**Task statement**. Would you count the lines in the material below that include the string "JSON"? Only the number is needed.

───── Data for this exercise ─────

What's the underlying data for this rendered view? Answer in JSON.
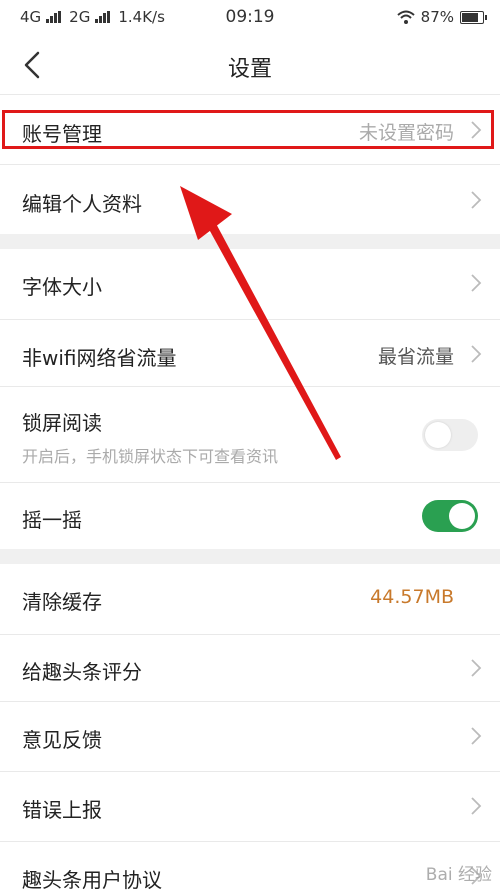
{
  "status_bar": {
    "network1": "4G",
    "network2": "2G",
    "speed": "1.4K/s",
    "time": "09:19",
    "battery": "87%",
    "battery_level": 0.87
  },
  "nav": {
    "title": "设置"
  },
  "rows": {
    "account": {
      "label": "账号管理",
      "value": "未设置密码"
    },
    "edit_profile": {
      "label": "编辑个人资料"
    },
    "font_size": {
      "label": "字体大小"
    },
    "non_wifi": {
      "label": "非wifi网络省流量",
      "value": "最省流量"
    },
    "lock_read": {
      "label": "锁屏阅读",
      "sub": "开启后，手机锁屏状态下可查看资讯",
      "enabled": false
    },
    "shake": {
      "label": "摇一摇",
      "enabled": true
    },
    "clear_cache": {
      "label": "清除缓存",
      "value": "44.57MB"
    },
    "rate": {
      "label": "给趣头条评分"
    },
    "feedback": {
      "label": "意见反馈"
    },
    "report": {
      "label": "错误上报"
    },
    "agreement": {
      "label": "趣头条用户协议"
    }
  },
  "watermark": {
    "text": "Bai 经验"
  },
  "colors": {
    "highlight": "#e01818",
    "toggle_on": "#2aa051",
    "toggle_off": "#eeeeee",
    "cache_value": "#c8792b",
    "section_gap": "#f0f0f0"
  },
  "icons": {
    "back": "chevron-left-icon",
    "row_arrow": "chevron-right-icon",
    "wifi": "wifi-icon",
    "battery": "battery-icon",
    "signal": "signal-icon"
  }
}
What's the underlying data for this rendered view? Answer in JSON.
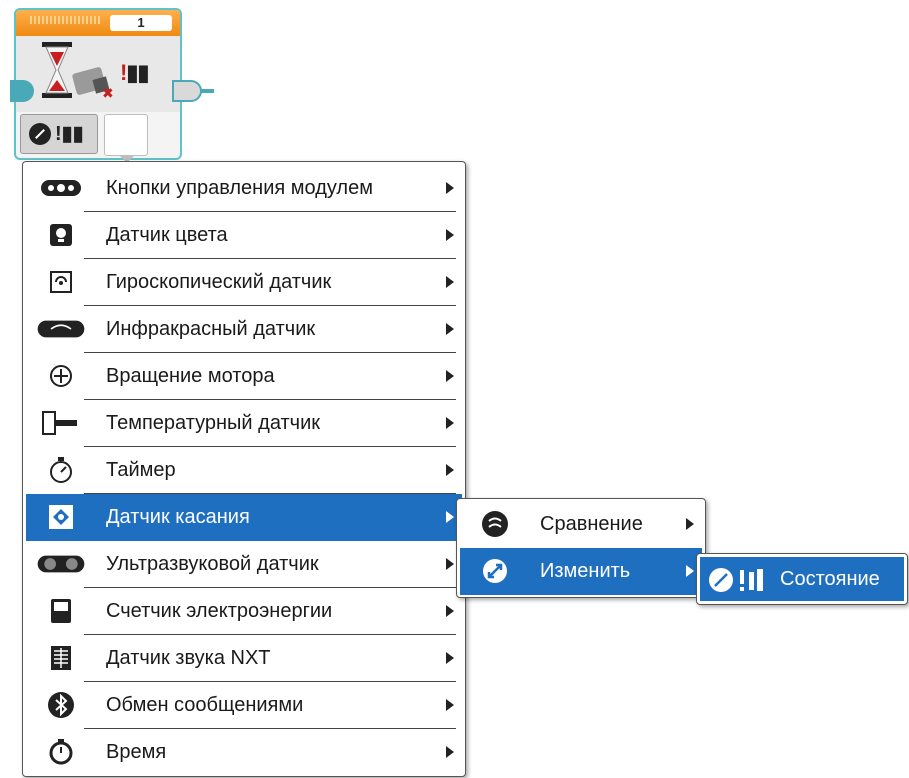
{
  "wait_block": {
    "port": "1"
  },
  "main_menu": {
    "items": [
      {
        "label": "Кнопки управления модулем",
        "icon": "brick-buttons-icon"
      },
      {
        "label": "Датчик цвета",
        "icon": "color-sensor-icon"
      },
      {
        "label": "Гироскопический датчик",
        "icon": "gyro-sensor-icon"
      },
      {
        "label": "Инфракрасный датчик",
        "icon": "infrared-sensor-icon"
      },
      {
        "label": "Вращение мотора",
        "icon": "motor-rotation-icon"
      },
      {
        "label": "Температурный датчик",
        "icon": "temperature-sensor-icon"
      },
      {
        "label": "Таймер",
        "icon": "timer-icon"
      },
      {
        "label": "Датчик касания",
        "icon": "touch-sensor-icon",
        "selected": true
      },
      {
        "label": "Ультразвуковой датчик",
        "icon": "ultrasonic-sensor-icon"
      },
      {
        "label": "Счетчик электроэнергии",
        "icon": "energy-meter-icon"
      },
      {
        "label": "Датчик звука NXT",
        "icon": "nxt-sound-sensor-icon"
      },
      {
        "label": "Обмен сообщениями",
        "icon": "bluetooth-messaging-icon"
      },
      {
        "label": "Время",
        "icon": "time-icon"
      }
    ]
  },
  "sub_menu": {
    "items": [
      {
        "label": "Сравнение",
        "icon": "compare-icon"
      },
      {
        "label": "Изменить",
        "icon": "change-icon",
        "selected": true
      }
    ]
  },
  "state_menu": {
    "items": [
      {
        "label": "Состояние",
        "icon": "state-icon",
        "selected": true
      }
    ]
  },
  "colors": {
    "selection": "#1e6fc0",
    "block_header": "#f08a12",
    "block_border": "#5ec2c9"
  }
}
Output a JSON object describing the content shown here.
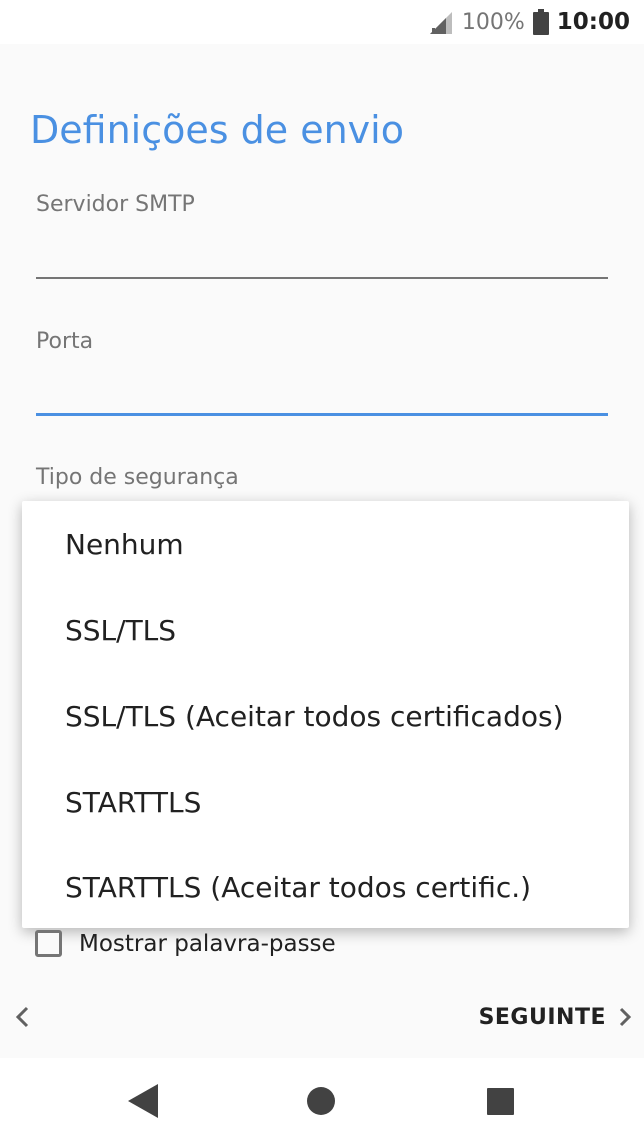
{
  "status_bar": {
    "battery_percent": "100%",
    "time": "10:00",
    "icons": [
      "signal-icon",
      "battery-icon"
    ]
  },
  "page": {
    "title": "Definições de envio"
  },
  "fields": {
    "smtp_label": "Servidor SMTP",
    "smtp_value": "",
    "port_label": "Porta",
    "port_value": "",
    "security_label": "Tipo de segurança"
  },
  "security_dropdown": {
    "options": [
      "Nenhum",
      "SSL/TLS",
      "SSL/TLS (Aceitar todos certificados)",
      "STARTTLS",
      "STARTTLS (Aceitar todos certific.)"
    ]
  },
  "show_password": {
    "label": "Mostrar palavra-passe",
    "checked": false
  },
  "footer": {
    "next_label": "SEGUINTE"
  },
  "colors": {
    "accent": "#4a90e2",
    "background": "#fafafa",
    "text": "#212121",
    "secondary_text": "#757575",
    "line_inactive": "#757575",
    "line_active": "#4a90e2"
  }
}
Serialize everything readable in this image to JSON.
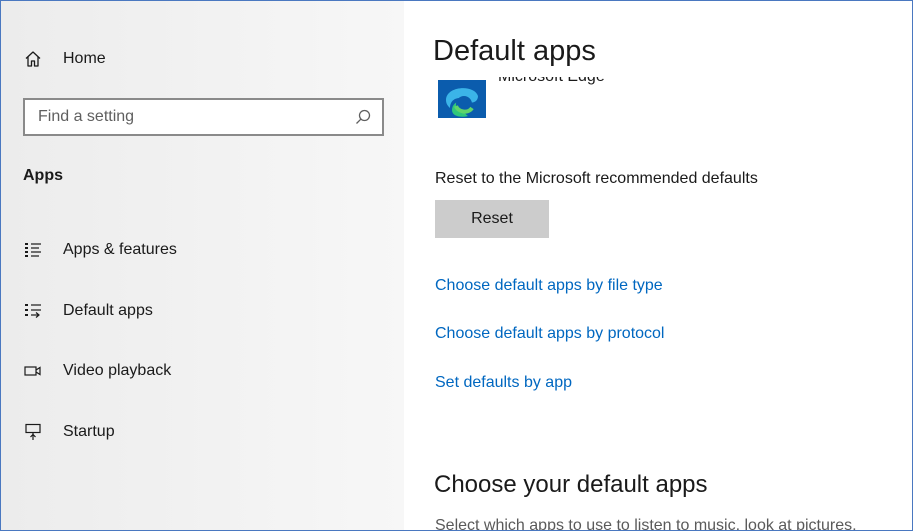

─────

**Result for this task**. 4